BRIEF:
In the entries below, find each line bearing the string "Pantai" and copy it.

Dataset rows for apps and sites
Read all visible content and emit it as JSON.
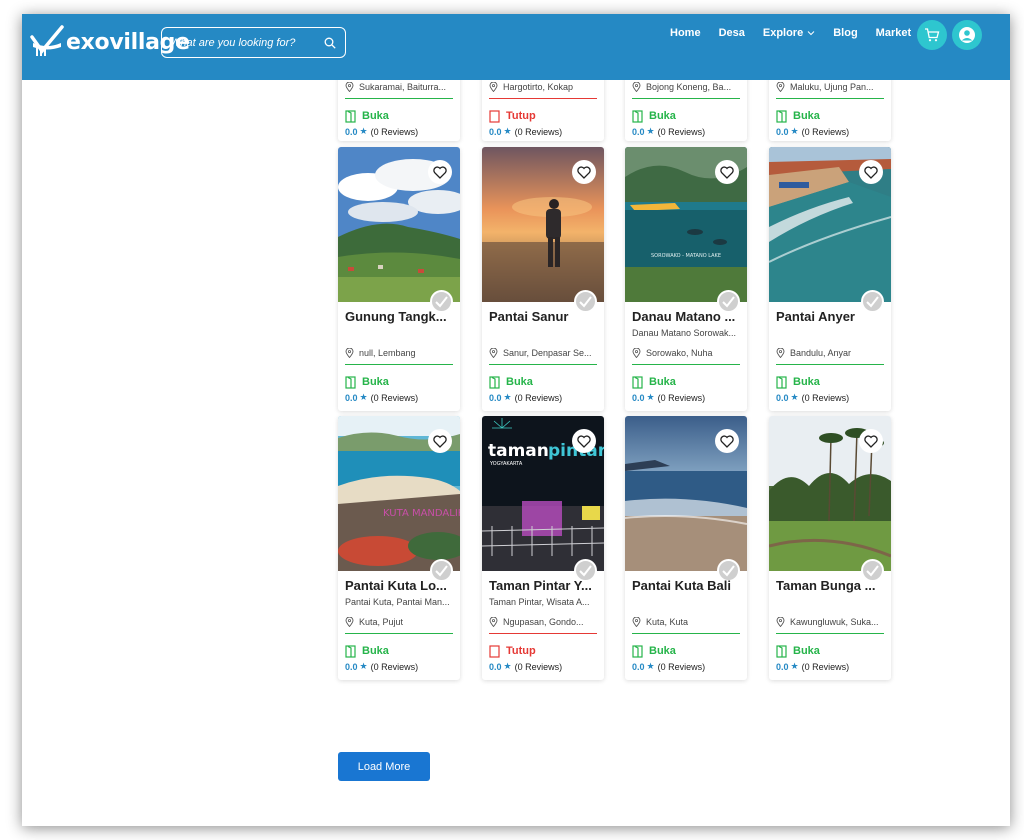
{
  "brand": {
    "name": "exovillage"
  },
  "search": {
    "placeholder": "What are you looking for?"
  },
  "nav": {
    "home": "Home",
    "desa": "Desa",
    "explore": "Explore",
    "blog": "Blog",
    "market": "Market"
  },
  "icons": {
    "cart": "cart-icon",
    "user": "user-icon",
    "heart": "heart-icon",
    "verified": "verified-check-icon",
    "pin": "location-pin-icon",
    "door": "door-icon"
  },
  "colors": {
    "navbar": "#2589c4",
    "accent_circle": "#2ec6cf",
    "open": "#26b44a",
    "closed": "#e53935",
    "button": "#1976d2"
  },
  "top_row": [
    {
      "location": "Sukaramai, Baiturra...",
      "status": "Buka",
      "score": "0.0",
      "reviews": "(0 Reviews)"
    },
    {
      "location": "Hargotirto, Kokap",
      "status": "Tutup",
      "score": "0.0",
      "reviews": "(0 Reviews)"
    },
    {
      "location": "Bojong Koneng, Ba...",
      "status": "Buka",
      "score": "0.0",
      "reviews": "(0 Reviews)"
    },
    {
      "location": "Maluku, Ujung Pan...",
      "status": "Buka",
      "score": "0.0",
      "reviews": "(0 Reviews)"
    }
  ],
  "cards": [
    {
      "title": "Gunung Tangk...",
      "subtitle": "",
      "location": "null, Lembang",
      "status": "Buka",
      "score": "0.0",
      "reviews": "(0 Reviews)"
    },
    {
      "title": "Pantai Sanur",
      "subtitle": "",
      "location": "Sanur, Denpasar Se...",
      "status": "Buka",
      "score": "0.0",
      "reviews": "(0 Reviews)"
    },
    {
      "title": "Danau Matano ...",
      "subtitle": "Danau Matano Sorowak...",
      "location": "Sorowako, Nuha",
      "status": "Buka",
      "score": "0.0",
      "reviews": "(0 Reviews)"
    },
    {
      "title": "Pantai Anyer",
      "subtitle": "",
      "location": "Bandulu, Anyar",
      "status": "Buka",
      "score": "0.0",
      "reviews": "(0 Reviews)"
    },
    {
      "title": "Pantai Kuta Lo...",
      "subtitle": "Pantai Kuta, Pantai Man...",
      "location": "Kuta, Pujut",
      "status": "Buka",
      "score": "0.0",
      "reviews": "(0 Reviews)"
    },
    {
      "title": "Taman Pintar Y...",
      "subtitle": "Taman Pintar, Wisata A...",
      "location": "Ngupasan, Gondo...",
      "status": "Tutup",
      "score": "0.0",
      "reviews": "(0 Reviews)"
    },
    {
      "title": "Pantai Kuta Bali",
      "subtitle": "",
      "location": "Kuta, Kuta",
      "status": "Buka",
      "score": "0.0",
      "reviews": "(0 Reviews)"
    },
    {
      "title": "Taman Bunga ...",
      "subtitle": "",
      "location": "Kawungluwuk, Suka...",
      "status": "Buka",
      "score": "0.0",
      "reviews": "(0 Reviews)"
    }
  ],
  "image_text": {
    "danau": "SOROWAKO - MATANO LAKE",
    "kuta_lombok": "KUTA MANDALIKA",
    "taman_pintar_1": "taman",
    "taman_pintar_2": "pintar",
    "taman_pintar_3": "YOGYAKARTA"
  },
  "load_more": "Load More"
}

RESPONSE FOR THIS EXERCISE:
      "title": "Pantai Sanur",
      "title": "Pantai Anyer",
      "title": "Pantai Kuta Lo...",
      "subtitle": "Pantai Kuta, Pantai Man...",
      "title": "Pantai Kuta Bali",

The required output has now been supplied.